At Cornish, Knapp hired first-rate Seattleites but also recruited stellar faculty from around the country, starting with bassist Gary Peacock, followed by trombonist Julian Priester, drummer Jerry Granelli, vocalist Jay Clayton, pianist Art Lande, and saxophonists Carter Jefferson and Hadley Caliman, all of whom had a profound influence on Seattle jazz.
“It was really the golden age of the Cornish situation,” said trumpeter and saxophonist Jay Thomas, a Knapp ensemble regular.
During this period, Knapp also led the Composers and Improvisors Orchestra, a 14-piece chamber jazz group that collaborated with a dazzling succession of guest artists, including Carla Bley, Anthony Braxton, Bob Brookmeyer, Gil Evans, Dave Holland, Sam Rivers and Cedar Walton, among others.
Knapp followed that with the Jim Knapp Orchestra, or JKO, with whom he recorded several albums for Seattle’s Origin Records, including “It’s Not Business, It’s Personal,” an album recorded in 2009 that was not released until this year.

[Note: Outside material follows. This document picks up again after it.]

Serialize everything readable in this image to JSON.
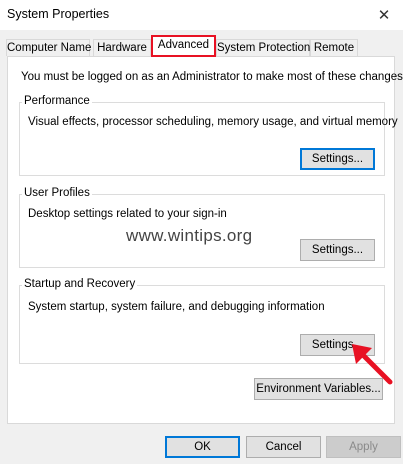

Its impishly humorous (and slightly sarcastic) title is typical of a composer whose oeuvre includes “Secular Breathing,” “Kennewick, Man” and “Nerds of Steel.” The newly released album’s program is also classic Knapp, driven by both pastoral romanticism and world rhythms, a fascination Knapp played out in real life with the Seattle Afropop band Je Ka Jo.

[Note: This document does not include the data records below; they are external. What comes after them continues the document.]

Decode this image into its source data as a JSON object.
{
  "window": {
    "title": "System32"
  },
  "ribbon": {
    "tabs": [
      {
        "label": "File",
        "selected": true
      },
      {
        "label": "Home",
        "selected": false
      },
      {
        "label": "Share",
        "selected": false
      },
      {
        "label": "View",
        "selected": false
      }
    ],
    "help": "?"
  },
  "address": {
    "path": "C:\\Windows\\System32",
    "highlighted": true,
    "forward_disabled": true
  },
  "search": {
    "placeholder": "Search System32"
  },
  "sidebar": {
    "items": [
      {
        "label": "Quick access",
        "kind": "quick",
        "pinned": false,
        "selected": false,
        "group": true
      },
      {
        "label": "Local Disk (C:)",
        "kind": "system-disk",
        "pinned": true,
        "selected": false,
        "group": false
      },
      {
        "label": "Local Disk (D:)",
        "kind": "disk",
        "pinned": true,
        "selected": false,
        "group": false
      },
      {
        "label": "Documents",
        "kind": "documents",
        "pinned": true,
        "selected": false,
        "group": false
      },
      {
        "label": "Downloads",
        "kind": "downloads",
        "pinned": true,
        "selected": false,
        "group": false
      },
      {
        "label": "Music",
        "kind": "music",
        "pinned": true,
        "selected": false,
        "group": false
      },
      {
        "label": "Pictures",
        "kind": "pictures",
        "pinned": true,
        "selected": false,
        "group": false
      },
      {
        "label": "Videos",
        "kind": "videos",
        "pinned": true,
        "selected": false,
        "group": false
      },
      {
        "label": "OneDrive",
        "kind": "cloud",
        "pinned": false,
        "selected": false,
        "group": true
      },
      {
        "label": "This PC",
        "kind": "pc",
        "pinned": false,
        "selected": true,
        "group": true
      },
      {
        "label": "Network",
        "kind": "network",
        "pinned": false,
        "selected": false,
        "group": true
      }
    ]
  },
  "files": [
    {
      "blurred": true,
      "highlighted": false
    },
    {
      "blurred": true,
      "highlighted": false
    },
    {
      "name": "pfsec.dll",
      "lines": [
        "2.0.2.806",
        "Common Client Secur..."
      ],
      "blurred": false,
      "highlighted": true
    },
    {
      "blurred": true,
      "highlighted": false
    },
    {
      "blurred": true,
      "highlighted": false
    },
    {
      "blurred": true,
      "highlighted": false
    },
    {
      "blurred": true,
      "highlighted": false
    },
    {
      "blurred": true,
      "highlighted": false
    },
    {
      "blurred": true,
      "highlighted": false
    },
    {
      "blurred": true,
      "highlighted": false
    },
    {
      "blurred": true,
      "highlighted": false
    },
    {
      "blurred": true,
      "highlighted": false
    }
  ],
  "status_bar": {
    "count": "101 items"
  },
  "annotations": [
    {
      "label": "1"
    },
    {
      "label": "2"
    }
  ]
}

For many listeners, Knapp’s music reflected the softly misted landscape and sharp sea air of the Northwest, but for all its pastoral beauty, his work also had a melancholy aura, perhaps a reflection of much personal tragedy. As a young man, he lost his sister and mother in a fire, and his stepson was killed at 18 in a motorcycle accident; his wife, Skinner, died earlier this year.
But Knapp rarely spoke of such things. A private, modest, sometimes even self-deprecating man, he once told an interviewer he didn’t move to New York — where jazz reputations are made — because it would force him to be “selling yourself all the time.”
“He was not a showbiz guy,” Thomas observed. “But I think he might in certain ways be the brightest musical light I’ve been around.”
At Knapp’s request, Thomas will carry on the tradition of Knapp’s music as director of the JKO, which performs a concert 7:30 p.m. Dec. 19 at Town Hall, presented live and streaming by Earshot Jazz.
“It’s not a memorial,” Thomas said. “It’s a celebration.”
In addition to his brother, Bill, Knapp is survived by 12 nieces and nephews.
An actual memorial where people can pay tribute to the composer will be held Jan. 31 at Jazz Alley, featuring JKO and Knapp’s other major project, Scrape, a band with strings.